The protein quality control network, including autophagy, the proteasome and the unfolded protein response (UPR), is triggered by stress and is overactive in acquired antiestrogen therapy resistance. We show for the first time that the aggresome load correlates with apoptosis and is increased in antiestrogen-sensitive cells compared to endocrine-resistant variants. LC-MS/MS analysis of the aggregated proteins obtained after 4OH-tamoxifen and Fulvestrant treatment identified proteins with essential function in protein quality control in antiestrogen-sensitive cells, but not in resistant variants. These include the UPR modulators RTCB and PDIA6, as well as many proteasome proteins such as PSMC2 and PSMD11. RTCB is a tRNA and XBP1 ligase and its aggregation induced by antiestrogens correlated with impaired XBP1s expression in sensitive cells. Knock down of RTCB was sufficient to restore sensitivity to tamoxifen in endocrine-resistant cells and increased the formation of aggresomes, leading to apoptotic cell death. Analysis of primary human breast cancer samples and their metastases appearing after endocrine treatment showed that RTCB is only localized to aggresomes in the primary tumors, while total aggresomes, including aggregated RTCB, were significantly reduced in the metastases. Therefore, different protein aggregation patterns may indicate loss of function of essential proteins resulting in enhanced protein aggregation that can be used to identify antiestrogen-resistant breast cancer cells and improve the response to antiestrogenic therapy.

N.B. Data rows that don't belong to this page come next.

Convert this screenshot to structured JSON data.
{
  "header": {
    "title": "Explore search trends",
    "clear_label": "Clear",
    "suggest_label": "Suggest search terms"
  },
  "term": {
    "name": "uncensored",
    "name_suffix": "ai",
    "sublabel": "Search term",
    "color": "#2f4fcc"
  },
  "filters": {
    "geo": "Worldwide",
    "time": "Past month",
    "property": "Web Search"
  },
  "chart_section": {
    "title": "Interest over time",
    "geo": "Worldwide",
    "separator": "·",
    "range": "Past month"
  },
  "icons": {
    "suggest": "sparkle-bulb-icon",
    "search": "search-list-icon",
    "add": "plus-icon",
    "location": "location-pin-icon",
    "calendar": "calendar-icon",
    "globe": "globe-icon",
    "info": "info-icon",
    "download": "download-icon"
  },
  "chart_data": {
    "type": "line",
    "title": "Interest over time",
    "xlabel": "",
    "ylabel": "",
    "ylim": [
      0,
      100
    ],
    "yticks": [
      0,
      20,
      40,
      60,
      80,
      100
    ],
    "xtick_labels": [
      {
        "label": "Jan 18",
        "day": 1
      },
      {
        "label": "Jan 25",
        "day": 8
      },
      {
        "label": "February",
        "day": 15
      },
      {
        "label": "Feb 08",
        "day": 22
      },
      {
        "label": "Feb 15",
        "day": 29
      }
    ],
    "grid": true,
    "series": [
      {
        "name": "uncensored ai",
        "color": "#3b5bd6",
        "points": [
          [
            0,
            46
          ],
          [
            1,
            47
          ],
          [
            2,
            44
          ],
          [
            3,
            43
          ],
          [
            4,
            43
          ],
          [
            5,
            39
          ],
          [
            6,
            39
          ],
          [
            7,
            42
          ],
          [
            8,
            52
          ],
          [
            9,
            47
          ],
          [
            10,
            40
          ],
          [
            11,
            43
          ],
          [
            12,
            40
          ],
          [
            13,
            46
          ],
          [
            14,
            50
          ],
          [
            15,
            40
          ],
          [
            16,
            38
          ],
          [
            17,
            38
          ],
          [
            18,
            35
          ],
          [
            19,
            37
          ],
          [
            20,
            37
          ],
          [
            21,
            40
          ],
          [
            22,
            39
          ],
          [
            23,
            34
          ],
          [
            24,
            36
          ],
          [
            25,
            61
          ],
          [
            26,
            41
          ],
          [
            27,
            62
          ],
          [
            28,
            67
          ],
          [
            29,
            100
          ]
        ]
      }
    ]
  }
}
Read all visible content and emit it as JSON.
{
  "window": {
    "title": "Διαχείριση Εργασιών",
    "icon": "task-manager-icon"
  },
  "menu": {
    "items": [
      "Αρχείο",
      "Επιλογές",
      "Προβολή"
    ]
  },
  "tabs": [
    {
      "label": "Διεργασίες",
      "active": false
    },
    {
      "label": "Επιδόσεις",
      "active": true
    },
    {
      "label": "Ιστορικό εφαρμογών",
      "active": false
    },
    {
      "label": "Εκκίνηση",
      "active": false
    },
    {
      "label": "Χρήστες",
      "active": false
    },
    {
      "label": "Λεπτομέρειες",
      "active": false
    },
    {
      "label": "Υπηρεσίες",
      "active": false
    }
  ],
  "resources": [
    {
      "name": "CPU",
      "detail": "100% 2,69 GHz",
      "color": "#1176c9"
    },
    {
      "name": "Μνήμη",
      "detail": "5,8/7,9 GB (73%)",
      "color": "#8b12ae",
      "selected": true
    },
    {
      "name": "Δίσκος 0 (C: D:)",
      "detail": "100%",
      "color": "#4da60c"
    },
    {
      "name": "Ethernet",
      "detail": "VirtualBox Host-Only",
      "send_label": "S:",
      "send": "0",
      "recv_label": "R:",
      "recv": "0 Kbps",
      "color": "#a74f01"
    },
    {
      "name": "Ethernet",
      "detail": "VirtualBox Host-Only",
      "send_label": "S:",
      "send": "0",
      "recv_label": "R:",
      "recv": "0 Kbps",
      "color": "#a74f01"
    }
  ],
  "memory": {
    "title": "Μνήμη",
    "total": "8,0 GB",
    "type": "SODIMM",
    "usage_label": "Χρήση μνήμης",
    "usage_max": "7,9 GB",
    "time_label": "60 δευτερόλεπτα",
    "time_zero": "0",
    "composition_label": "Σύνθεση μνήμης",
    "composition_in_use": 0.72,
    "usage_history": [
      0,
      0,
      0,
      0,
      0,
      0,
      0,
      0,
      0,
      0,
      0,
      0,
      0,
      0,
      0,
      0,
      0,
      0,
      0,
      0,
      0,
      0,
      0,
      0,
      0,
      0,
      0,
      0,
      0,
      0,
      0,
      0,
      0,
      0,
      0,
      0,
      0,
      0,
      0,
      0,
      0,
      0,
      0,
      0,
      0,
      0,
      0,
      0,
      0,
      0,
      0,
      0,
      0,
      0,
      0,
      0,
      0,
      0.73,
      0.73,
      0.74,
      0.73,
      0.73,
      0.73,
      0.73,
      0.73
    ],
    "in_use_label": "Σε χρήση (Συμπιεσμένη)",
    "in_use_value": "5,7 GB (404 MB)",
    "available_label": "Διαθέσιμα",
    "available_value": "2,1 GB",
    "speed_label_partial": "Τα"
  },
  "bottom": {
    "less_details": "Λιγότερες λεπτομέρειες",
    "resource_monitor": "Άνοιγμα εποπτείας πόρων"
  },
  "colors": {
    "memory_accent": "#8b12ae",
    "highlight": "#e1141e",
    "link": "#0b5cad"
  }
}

Keywords: antiestrogen resistance; breast cancer; estrogen receptors; protein aggregation; tRNA-splicing ligase RTCB homolog (RTCB).